[J1] Elie B., and Laprie Y. "Simulating alveolar trills using a two-mass model of the tongue tip". J. Acoust. Soc. Am. 142(5), pp. 3245-3256 (2017). [.pdf]
[P1] Elie B., and Laprie Y. "Self-oscillating models of the tongue tip for simulating alveolar trills". 24th Intern. Congress on Vibration and Sounds Acoustics (ICSV), London 2017. [.pdf]


[1] M.-J. Solé, “Aerodynamic characteristics of trills and phonological patterning,” J. of Phon., vol. 30, pp. 655–688 (2002).
[2] B. C. Jimenez, "Acquisition of Spanish consonants in children aged 3–5 years, 7 months," Language, Speech, and Hearing Services in Schools, 18(4), pp. 357–363 (1987).
[3] N. J. C. Lous, G. C. J. Hofmans, R. N. J. Veldhuis, A. Hirschberg, "A symetrical two-mass vocal-fold model coupled to vocal tract and trachea, with application to prothesis design," Acta Acustica, 84, pp. 1135–1150 (1998).
[4] X. Pelorson, A. Hirschberg, R. R. van Hassel, A. P. J. Wijnands, Y. Auregan, "Theoretical and experimental study of quasisteady-flow separation within the glottis during phonation. Application to a modified two-mass model," J. Acoust. Soc. Am. 96(6) (1994).

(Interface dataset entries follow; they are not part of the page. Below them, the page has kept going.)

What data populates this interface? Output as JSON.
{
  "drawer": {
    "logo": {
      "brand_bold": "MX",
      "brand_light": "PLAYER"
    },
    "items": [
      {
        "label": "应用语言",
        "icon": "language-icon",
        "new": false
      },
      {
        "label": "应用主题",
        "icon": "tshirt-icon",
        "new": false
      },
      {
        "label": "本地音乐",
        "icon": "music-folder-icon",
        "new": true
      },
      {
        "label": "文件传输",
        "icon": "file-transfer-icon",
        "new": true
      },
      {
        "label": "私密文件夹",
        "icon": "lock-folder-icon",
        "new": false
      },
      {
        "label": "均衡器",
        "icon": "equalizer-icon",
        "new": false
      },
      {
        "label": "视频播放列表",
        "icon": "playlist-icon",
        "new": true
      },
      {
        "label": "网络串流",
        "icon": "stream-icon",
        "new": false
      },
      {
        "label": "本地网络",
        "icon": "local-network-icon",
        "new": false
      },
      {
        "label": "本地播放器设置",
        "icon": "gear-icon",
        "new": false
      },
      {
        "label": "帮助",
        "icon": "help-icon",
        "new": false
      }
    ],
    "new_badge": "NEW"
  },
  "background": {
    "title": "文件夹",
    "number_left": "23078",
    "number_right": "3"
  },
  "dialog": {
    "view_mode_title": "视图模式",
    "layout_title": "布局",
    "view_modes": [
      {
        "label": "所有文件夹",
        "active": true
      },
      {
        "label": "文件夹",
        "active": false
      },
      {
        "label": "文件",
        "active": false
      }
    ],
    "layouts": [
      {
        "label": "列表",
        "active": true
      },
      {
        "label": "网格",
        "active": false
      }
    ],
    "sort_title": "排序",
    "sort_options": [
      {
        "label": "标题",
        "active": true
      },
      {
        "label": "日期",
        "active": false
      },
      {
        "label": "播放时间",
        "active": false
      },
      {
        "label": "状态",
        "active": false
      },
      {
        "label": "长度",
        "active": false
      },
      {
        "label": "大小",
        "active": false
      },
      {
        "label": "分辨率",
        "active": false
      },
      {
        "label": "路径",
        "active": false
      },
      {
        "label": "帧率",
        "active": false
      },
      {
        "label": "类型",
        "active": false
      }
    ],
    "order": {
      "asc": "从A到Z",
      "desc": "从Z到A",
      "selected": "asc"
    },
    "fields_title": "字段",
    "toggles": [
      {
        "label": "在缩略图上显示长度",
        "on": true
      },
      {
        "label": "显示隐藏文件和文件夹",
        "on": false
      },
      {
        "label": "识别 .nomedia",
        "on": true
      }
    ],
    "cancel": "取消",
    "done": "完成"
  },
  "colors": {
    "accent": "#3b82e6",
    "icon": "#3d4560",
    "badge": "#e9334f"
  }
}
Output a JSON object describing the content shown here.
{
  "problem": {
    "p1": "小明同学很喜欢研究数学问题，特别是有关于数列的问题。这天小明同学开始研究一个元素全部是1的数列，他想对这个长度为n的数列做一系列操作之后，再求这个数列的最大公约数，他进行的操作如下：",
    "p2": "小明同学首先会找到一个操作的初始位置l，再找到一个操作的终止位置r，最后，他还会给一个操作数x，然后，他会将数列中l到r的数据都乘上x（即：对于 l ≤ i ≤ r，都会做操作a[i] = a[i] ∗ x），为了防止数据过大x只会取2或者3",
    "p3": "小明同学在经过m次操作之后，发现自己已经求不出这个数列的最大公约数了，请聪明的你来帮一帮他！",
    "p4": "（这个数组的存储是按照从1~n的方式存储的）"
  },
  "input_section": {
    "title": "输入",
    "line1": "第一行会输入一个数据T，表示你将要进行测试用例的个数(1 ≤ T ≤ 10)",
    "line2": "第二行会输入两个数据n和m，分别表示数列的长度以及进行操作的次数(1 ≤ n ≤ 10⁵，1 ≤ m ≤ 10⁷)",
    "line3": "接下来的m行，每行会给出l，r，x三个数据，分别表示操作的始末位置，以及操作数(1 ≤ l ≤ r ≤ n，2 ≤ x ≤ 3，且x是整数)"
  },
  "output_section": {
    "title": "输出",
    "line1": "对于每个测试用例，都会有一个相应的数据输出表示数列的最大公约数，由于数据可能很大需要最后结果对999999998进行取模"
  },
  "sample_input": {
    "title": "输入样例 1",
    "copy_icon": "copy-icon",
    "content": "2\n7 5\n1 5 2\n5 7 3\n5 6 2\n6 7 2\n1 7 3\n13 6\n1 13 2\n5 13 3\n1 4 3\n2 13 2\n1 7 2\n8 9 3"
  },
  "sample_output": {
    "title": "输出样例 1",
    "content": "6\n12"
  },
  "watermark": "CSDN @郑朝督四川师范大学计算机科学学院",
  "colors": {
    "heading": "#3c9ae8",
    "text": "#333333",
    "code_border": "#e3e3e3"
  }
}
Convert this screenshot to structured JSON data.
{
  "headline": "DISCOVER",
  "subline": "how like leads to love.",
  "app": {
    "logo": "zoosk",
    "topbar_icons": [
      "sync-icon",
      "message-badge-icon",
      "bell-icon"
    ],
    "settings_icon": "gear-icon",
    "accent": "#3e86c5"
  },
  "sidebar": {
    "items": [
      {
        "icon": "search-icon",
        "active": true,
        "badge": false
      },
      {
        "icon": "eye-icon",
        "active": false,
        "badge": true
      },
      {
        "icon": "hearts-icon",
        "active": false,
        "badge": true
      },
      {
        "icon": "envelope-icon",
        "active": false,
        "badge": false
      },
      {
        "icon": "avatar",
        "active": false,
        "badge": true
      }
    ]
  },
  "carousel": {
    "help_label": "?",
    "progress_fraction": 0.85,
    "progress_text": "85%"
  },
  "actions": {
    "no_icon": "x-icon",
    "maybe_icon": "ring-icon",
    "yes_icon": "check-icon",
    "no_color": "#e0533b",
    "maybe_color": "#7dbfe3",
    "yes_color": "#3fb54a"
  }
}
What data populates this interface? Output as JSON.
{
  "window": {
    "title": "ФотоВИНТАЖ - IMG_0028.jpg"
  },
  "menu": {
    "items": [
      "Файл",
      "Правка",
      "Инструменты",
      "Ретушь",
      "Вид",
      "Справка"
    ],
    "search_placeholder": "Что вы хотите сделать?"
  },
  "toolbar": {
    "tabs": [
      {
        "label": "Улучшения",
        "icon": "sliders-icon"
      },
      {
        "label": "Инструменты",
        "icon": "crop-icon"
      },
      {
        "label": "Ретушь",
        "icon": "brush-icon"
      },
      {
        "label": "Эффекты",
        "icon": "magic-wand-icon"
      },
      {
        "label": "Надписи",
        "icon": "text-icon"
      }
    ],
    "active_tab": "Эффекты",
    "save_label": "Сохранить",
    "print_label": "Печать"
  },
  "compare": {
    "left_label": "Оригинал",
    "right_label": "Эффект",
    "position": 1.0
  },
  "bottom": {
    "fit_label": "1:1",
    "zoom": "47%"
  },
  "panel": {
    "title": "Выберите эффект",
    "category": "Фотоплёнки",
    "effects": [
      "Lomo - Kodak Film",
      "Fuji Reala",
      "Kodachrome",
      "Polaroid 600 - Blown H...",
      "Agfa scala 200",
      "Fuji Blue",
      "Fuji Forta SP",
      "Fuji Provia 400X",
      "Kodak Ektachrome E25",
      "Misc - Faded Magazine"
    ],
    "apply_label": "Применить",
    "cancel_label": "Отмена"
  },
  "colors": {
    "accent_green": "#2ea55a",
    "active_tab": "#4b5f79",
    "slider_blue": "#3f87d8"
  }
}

[5] Elie B., and Laprie Y. "Extension of the single-matrix formulation of the vocal tract: consideration of bilateral channels and connection of self-oscillating models of the vocal folds with a glottal chink". Speech Comm. 82, pp. 85-96 (2016). [.pdf] [.bib]
[6] Elie B., Laprie Y., Vuissoz P.-A., and Odille F. "High spatiotemporal cineMRI films using compressed sensing for acquiring articulatory data". EUSIPCO, Budapest 2016. [.pdf] [.bib]

Last modification: March, 1st, 2017